When I ride my son’s 2008 IQ Shift with the torsion springs set to medium it is a much more plush of a ride compared to my 2008 700 Dragon Switchback which seems to ride like a board. I looked up the ratings of the torsion springs and the Shift is 11# and the Dragon Switchback is 12.5 #. Even though the IQ Shift has lighter torsion springs in it, I’ve never really noticed either one ever bottoming out but perhaps the Dragon Switchback is as you suggested.
The dealer said it is because the IQ Shift uses “oil-filled” shocks and the Dragon Switchback uses “gas-filled” on the rear suspension and that is why the ride is smoother on the IQ Shift. Honestly, I have a hard time believing that one would have to spend more money on gas-filled shocks just so they can get a rougher ride. I’ve had others ride both sleds and they all agree that the Dragon Switchback does not ride near as nice as the IQ Shift.

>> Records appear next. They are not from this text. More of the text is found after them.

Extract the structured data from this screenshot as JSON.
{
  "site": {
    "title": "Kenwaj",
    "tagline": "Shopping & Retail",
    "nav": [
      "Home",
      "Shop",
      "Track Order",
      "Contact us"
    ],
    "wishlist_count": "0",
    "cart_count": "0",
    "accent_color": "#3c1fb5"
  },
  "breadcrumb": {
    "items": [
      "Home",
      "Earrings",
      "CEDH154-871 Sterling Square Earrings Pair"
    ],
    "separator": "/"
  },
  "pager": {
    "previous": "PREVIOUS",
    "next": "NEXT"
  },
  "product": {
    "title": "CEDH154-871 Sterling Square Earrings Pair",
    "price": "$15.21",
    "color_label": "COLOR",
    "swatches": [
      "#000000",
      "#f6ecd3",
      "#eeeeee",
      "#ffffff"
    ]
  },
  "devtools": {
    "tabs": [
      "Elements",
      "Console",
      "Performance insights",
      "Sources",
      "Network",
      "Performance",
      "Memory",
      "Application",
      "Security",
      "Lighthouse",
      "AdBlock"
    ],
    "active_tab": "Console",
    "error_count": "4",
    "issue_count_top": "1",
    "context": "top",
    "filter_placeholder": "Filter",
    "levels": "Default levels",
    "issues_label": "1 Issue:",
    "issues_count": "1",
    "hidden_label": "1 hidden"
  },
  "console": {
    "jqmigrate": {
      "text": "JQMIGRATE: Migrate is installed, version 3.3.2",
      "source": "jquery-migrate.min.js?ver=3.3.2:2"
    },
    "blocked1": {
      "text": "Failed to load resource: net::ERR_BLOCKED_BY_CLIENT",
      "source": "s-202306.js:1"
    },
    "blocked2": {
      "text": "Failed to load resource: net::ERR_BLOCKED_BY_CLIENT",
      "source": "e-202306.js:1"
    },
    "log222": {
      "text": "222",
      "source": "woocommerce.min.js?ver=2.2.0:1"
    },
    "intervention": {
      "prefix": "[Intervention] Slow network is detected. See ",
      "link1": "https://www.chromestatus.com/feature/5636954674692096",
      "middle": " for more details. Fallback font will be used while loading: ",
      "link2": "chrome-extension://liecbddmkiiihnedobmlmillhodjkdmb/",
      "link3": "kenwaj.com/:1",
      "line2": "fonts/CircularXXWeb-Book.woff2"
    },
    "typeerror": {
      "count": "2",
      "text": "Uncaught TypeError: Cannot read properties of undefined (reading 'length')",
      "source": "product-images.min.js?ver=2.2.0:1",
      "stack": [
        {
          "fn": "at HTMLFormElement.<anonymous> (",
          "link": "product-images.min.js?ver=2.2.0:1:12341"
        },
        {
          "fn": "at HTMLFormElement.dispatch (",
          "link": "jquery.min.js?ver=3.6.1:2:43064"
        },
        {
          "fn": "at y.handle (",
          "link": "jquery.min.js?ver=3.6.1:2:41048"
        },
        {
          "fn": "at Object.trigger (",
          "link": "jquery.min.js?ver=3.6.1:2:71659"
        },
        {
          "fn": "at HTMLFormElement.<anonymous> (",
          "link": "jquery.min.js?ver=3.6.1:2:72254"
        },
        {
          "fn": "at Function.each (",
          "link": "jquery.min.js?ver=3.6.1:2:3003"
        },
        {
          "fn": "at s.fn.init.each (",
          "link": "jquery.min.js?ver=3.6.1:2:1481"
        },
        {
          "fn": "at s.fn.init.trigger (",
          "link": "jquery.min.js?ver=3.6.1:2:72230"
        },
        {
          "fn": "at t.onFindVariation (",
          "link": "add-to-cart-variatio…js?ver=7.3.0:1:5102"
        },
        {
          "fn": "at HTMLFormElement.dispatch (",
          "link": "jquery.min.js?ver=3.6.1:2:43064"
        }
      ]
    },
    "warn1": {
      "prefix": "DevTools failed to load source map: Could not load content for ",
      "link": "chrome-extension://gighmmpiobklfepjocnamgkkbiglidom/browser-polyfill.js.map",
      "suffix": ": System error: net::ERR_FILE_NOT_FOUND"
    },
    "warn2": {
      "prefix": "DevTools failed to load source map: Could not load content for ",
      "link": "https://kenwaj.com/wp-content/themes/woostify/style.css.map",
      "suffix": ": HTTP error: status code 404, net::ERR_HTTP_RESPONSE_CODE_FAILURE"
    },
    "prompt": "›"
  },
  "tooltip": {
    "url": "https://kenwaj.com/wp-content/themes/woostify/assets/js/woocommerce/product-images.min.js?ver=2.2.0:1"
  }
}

I noticed a lot of what I will call “automatic sag” after the snow gets in the rear suspension in that you can lift the back of the suspension 2-3” and then it sags back down when you let go. When we are done riding we pull the sled into a heated garage and when the snow & ice melts from the rear suspension, the automatic sag goes away. I had a guy tell me that the preload needs to be increased on the front rear suspension shock but I have not tried that yet.
The other thing that makes it tough to swallow is the IQ 600 Shift not only rides better on the trails, it will beat the Dragon 700 Switchback in a head-to-head race. I wish I would of known these things before I spent the extra $3,000 on the Dragon Switchback.
My old sled was a 2002 XCSP 500 w/M-10 and the dealer’s salesman told me the Switchback would ride way better than my old sled. Well, the ride quality doesn’t come anywhere close to my old sled and the fact that there is not much cushion in the seat doesn’t help matters either. The IQ Shift is comparable in ride quality to my old sled, however Polaris sure missed the mark with the Dragon Switchback.
Thanks for your help,
Sore Back Sam
One more thing – for the ultimate fix have your rear skid shocks (both) sent to a reputable shock service centre and revalved softer – that’ll make the diff you’re looking for.
Gas shocks are not inherently “stiffer” – it’s all about the valve code. The shocks on the Shift are cheap gas bag units with little compression damping – that’s why they ride so smooth.
Get a shock tuner to set your rear arm shock so that the softest setting you have it set on now is the hardest and then you can go backward from there with the clicker. It’s a common complaint. Polaris knows the Dragons are stiff.